Turlock resident Kulwinder Dosanjh “Sodhi” Singh, 61, and former California Department of Motor Vehicles employee Emma Klem, 48, of Salinas, both pleaded guilty to conspiracy to commit bribery and identity fraud, according to a news release. They conspired to obtain commercial driver’s licenses for individuals who had not taken or passed the necessary DMV examinations in return for monetary payments, and to produce identification documents without lawful authority.
Singh’s plea was more than three years ago. He told The Modesto Bee in August of 2015 that his role extended no further than one incident. “I’m sorry. ... I shouldn’t have done it, it ruined my life,” the owner of Mid-California Truck School said at the time, referring to his role in helping a driver illegally obtain a commercial trucking license in 2013.
But the DOJ news release indicates broader involvement. It says Singh “acted as a broker to assist individuals in obtaining Class A, Class B, and Class C licenses.”
Sign Up and Save
Get six months of free digital access to The Modesto Bee
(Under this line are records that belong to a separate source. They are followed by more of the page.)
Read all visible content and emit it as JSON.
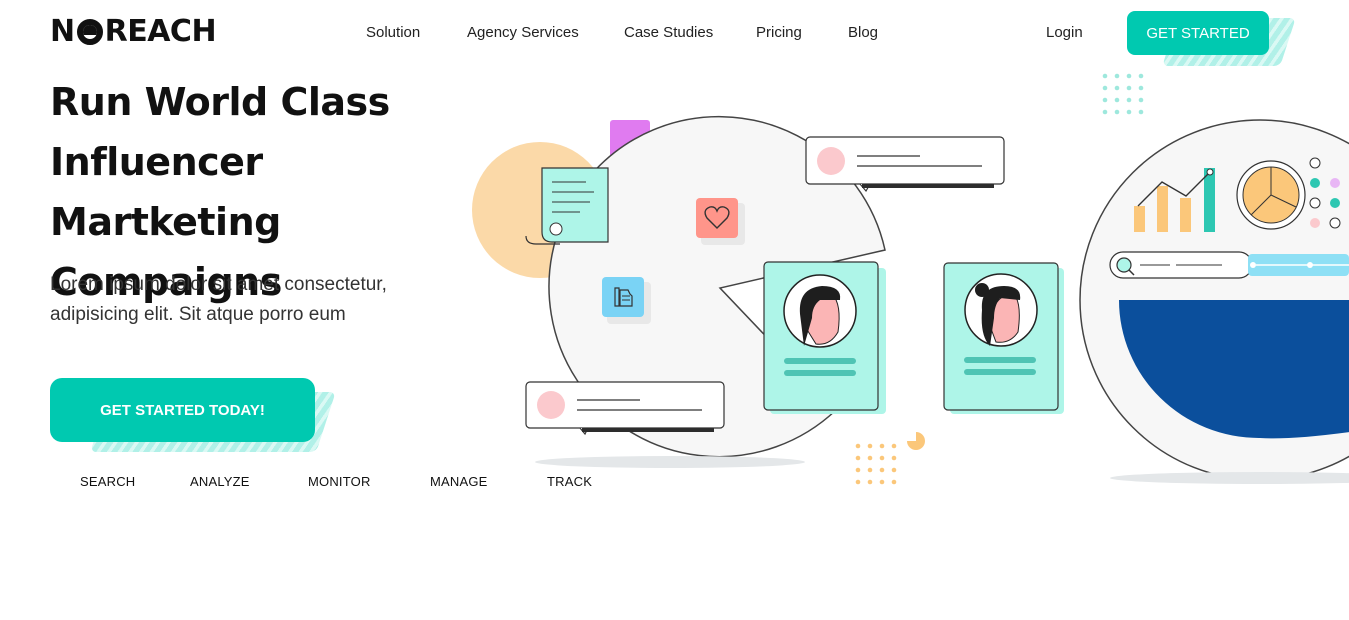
{
  "header": {
    "logo_left": "N",
    "logo_right": "REACH",
    "nav": [
      {
        "label": "Solution"
      },
      {
        "label": "Agency Services"
      },
      {
        "label": "Case Studies"
      },
      {
        "label": "Pricing"
      },
      {
        "label": "Blog"
      }
    ],
    "login_label": "Login",
    "cta_label": "GET STARTED"
  },
  "hero": {
    "title_line1": "Run World Class",
    "title_line2": "Influencer Martketing",
    "title_line3": "Compaigns",
    "subtitle_line1": "Lorem ipsum dolor sit amet consectetur,",
    "subtitle_line2": "adipisicing elit. Sit atque porro eum",
    "cta_label": "GET STARTED TODAY!"
  },
  "features": [
    {
      "label": "SEARCH"
    },
    {
      "label": "ANALYZE"
    },
    {
      "label": "MONITOR"
    },
    {
      "label": "MANAGE"
    },
    {
      "label": "TRACK"
    }
  ],
  "colors": {
    "accent": "#00c9b0",
    "mint": "#aef5e8",
    "navy": "#0b4f9c",
    "orange": "#fbc77a",
    "pink": "#fbc9cd",
    "purple": "#e07bf0"
  },
  "icons": [
    "heart-icon",
    "thumbs-up-icon",
    "search-icon",
    "pie-chart-icon",
    "bar-chart-icon",
    "document-icon"
  ]
}
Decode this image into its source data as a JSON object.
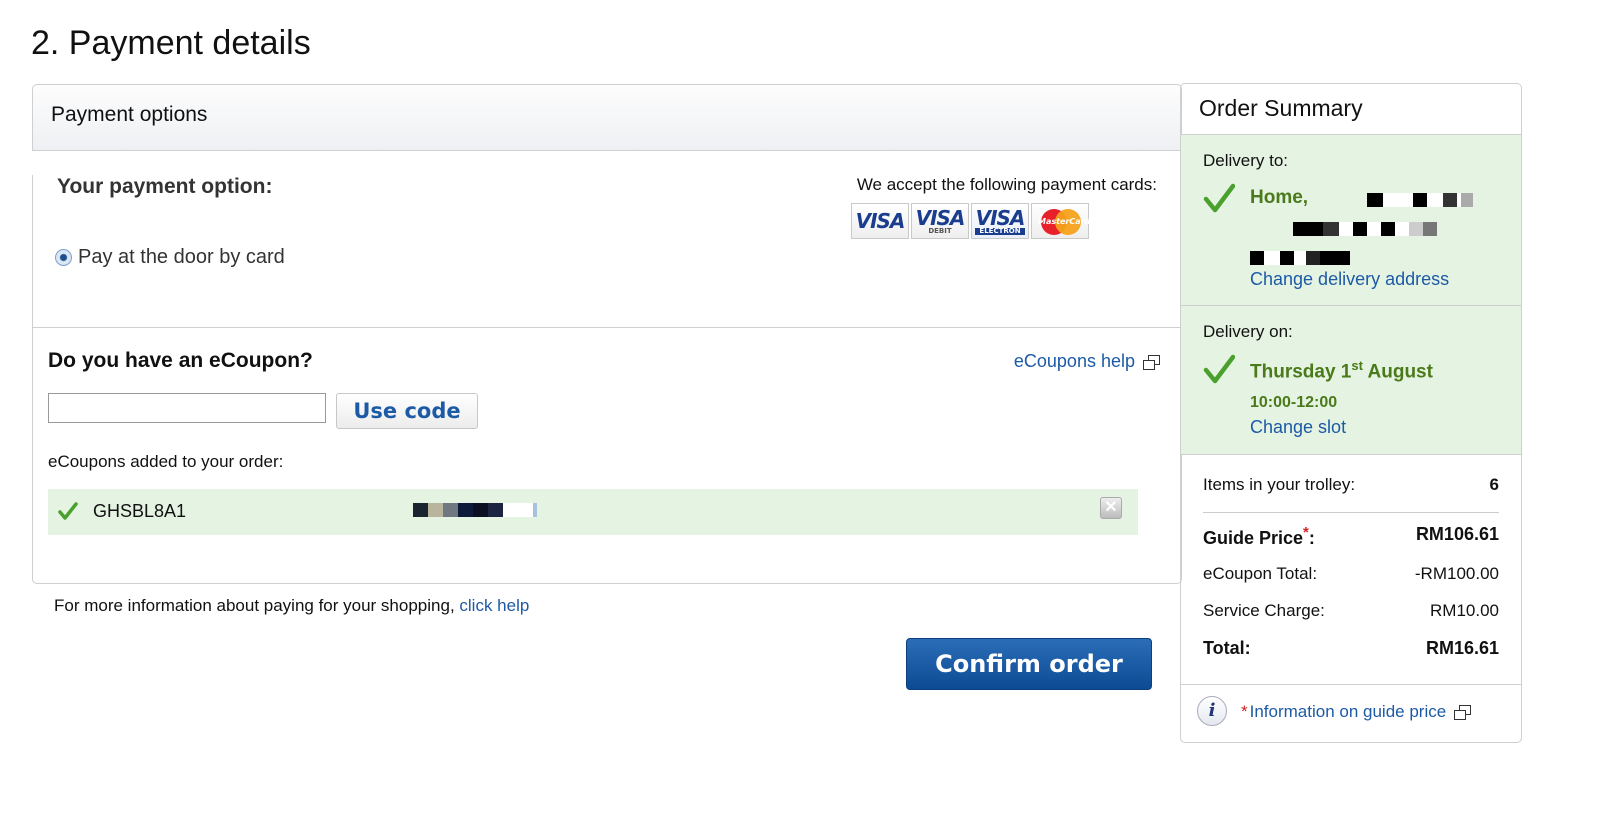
{
  "page": {
    "title": "2. Payment details"
  },
  "payment_options": {
    "header": "Payment options",
    "your_option_label": "Your payment option:",
    "radio_option": "Pay at the door by card",
    "accept_text": "We accept the following payment cards:",
    "cards": [
      {
        "name": "VISA",
        "sub": ""
      },
      {
        "name": "VISA",
        "sub": "DEBIT"
      },
      {
        "name": "VISA",
        "sub": "ELECTRON"
      },
      {
        "name": "MasterCard",
        "sub": ""
      }
    ]
  },
  "ecoupon": {
    "title": "Do you have an eCoupon?",
    "help_link": "eCoupons help",
    "input_value": "",
    "use_code_label": "Use code",
    "added_label": "eCoupons added to your order:",
    "applied_code": "GHSBL8A1",
    "applied_color": "#e5f3e2"
  },
  "footer": {
    "info_text": "For more information about paying for your shopping,",
    "info_link": "click help",
    "confirm_label": "Confirm order"
  },
  "summary": {
    "title": "Order Summary",
    "delivery_to_label": "Delivery to:",
    "address_name": "Home,",
    "change_address": "Change delivery address",
    "delivery_on_label": "Delivery on:",
    "date_day": "Thursday 1",
    "date_sup": "st",
    "date_month": " August",
    "time_slot": "10:00-12:00",
    "change_slot": "Change slot",
    "items_label": "Items in your trolley:",
    "items_count": "6",
    "guide_price_label": "Guide Price",
    "guide_price_star": "*",
    "guide_price_colon": ":",
    "guide_price_value": "RM106.61",
    "ecoupon_total_label": "eCoupon Total:",
    "ecoupon_total_value": "-RM100.00",
    "service_charge_label": "Service Charge:",
    "service_charge_value": "RM10.00",
    "total_label": "Total:",
    "total_value": "RM16.61",
    "guide_info_star": "*",
    "guide_info_link": "Information on guide price"
  },
  "colors": {
    "link_blue": "#1d5aa6",
    "success_green": "#4a7a1a",
    "confirm_blue": "#0d4b94",
    "highlight_green": "#e5f3e2"
  }
}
His case is one in a series of prosecutions. The news release says that in 2011, the FBI began an investigation into a pattern involving the fraudulent issuance of commercial driver’s licenses to people who had not taken or passed the written or behind-the-wheel driving examinations.
If found that in many cases, DMV employees would issue the licenses or permits in exchange for money. Separate from the FBI effort, Homeland Security Investigations began a probe in 2012 involving individuals engaged in similar practices in the Stockton area. The DMV began a 2012 investigation involving individuals in the Salinas area engaged in the same fraudulent activity.
A total of 26 people have been charged federally in the investigations, the news release said. Eleven of the defendants were DMV employees, while the rest were driving school owners or brokers.